Ed Lazear had an outstanding op-ed, “Government Dries Up California’s Water Supply,” in the June 26 Wall Street Journal.
It brings me back to 1982, when I first moved to California from Texas. Less Antman had the California Libertarian Party hire me as research director, and one of the biggest political issues at the time was water. The fight was over a ballot initiative authorizing construction of a Peripheral Canal around the San Joaquin-Sacramento River delta to divert more water to Central Valley farmers and southern California. It would have been an enormous, expensive boondoggle that united environmentalist and libertarians in opposition. I ended up not only writing but speaking before all sorts of audiences about the issue. My studies made me quite familiar with the socialist bureaucracy, much of unelected with taxing power, which manages California’s feudalistic water system, severely mispricing and misallocating water.

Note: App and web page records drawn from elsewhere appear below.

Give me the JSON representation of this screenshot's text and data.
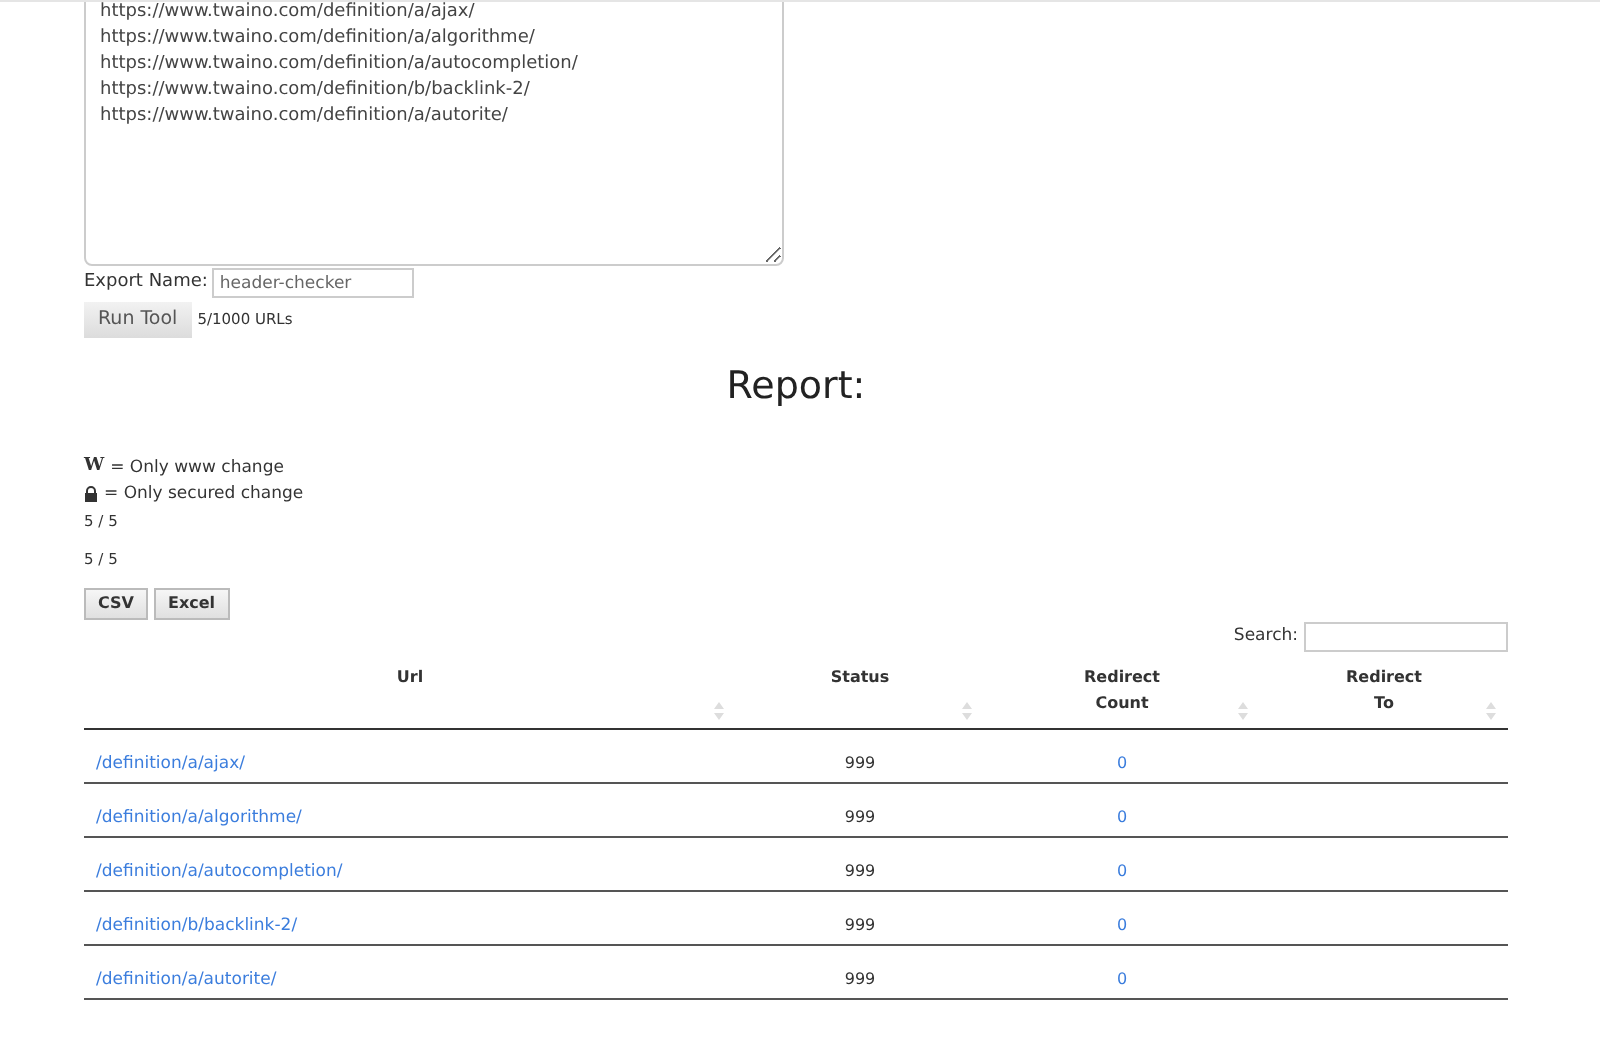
{
  "urls_input": {
    "lines": [
      "https://www.twaino.com/definition/a/ajax/",
      "https://www.twaino.com/definition/a/algorithme/",
      "https://www.twaino.com/definition/a/autocompletion/",
      "https://www.twaino.com/definition/b/backlink-2/",
      "https://www.twaino.com/definition/a/autorite/"
    ]
  },
  "export_name": {
    "label": "Export Name:",
    "value": "header-checker"
  },
  "run_button": "Run Tool",
  "url_count": "5/1000 URLs",
  "report_title": "Report:",
  "legend": [
    {
      "kind": "letter",
      "symbol": "W",
      "text": "= Only www change"
    },
    {
      "kind": "lock",
      "text": "= Only secured change"
    }
  ],
  "counts": [
    "5 / 5",
    "5 / 5"
  ],
  "export_buttons": [
    "CSV",
    "Excel"
  ],
  "search": {
    "label": "Search:"
  },
  "table": {
    "columns": [
      "Url",
      "Status",
      "Redirect Count",
      "Redirect To"
    ],
    "rows": [
      {
        "url": "/definition/a/ajax/",
        "status": "999",
        "redirect_count": "0"
      },
      {
        "url": "/definition/a/algorithme/",
        "status": "999",
        "redirect_count": "0"
      },
      {
        "url": "/definition/a/autocompletion/",
        "status": "999",
        "redirect_count": "0"
      },
      {
        "url": "/definition/b/backlink-2/",
        "status": "999",
        "redirect_count": "0"
      },
      {
        "url": "/definition/a/autorite/",
        "status": "999",
        "redirect_count": "0"
      }
    ]
  }
}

Fortunately, the Peripheral Canal went down to defeat. But little was done to reform California’s water system, and Lazear provides an excellent survey of the myriad drawbacks still plaguing it today. His solution: “Rather than praying for rain, we should get government out of the water-allocation business.” One noteworthy detail he doesn’t mention is that even in non-drought years, because the system encourages overuse of water, the Central Valley’s ground water continues to get depleted. This ensures that each subsequent drought will generate ever more serious problems. Worst of all, one solution being pushed during the current drought is a jazzed up version of the Peripheral Canal.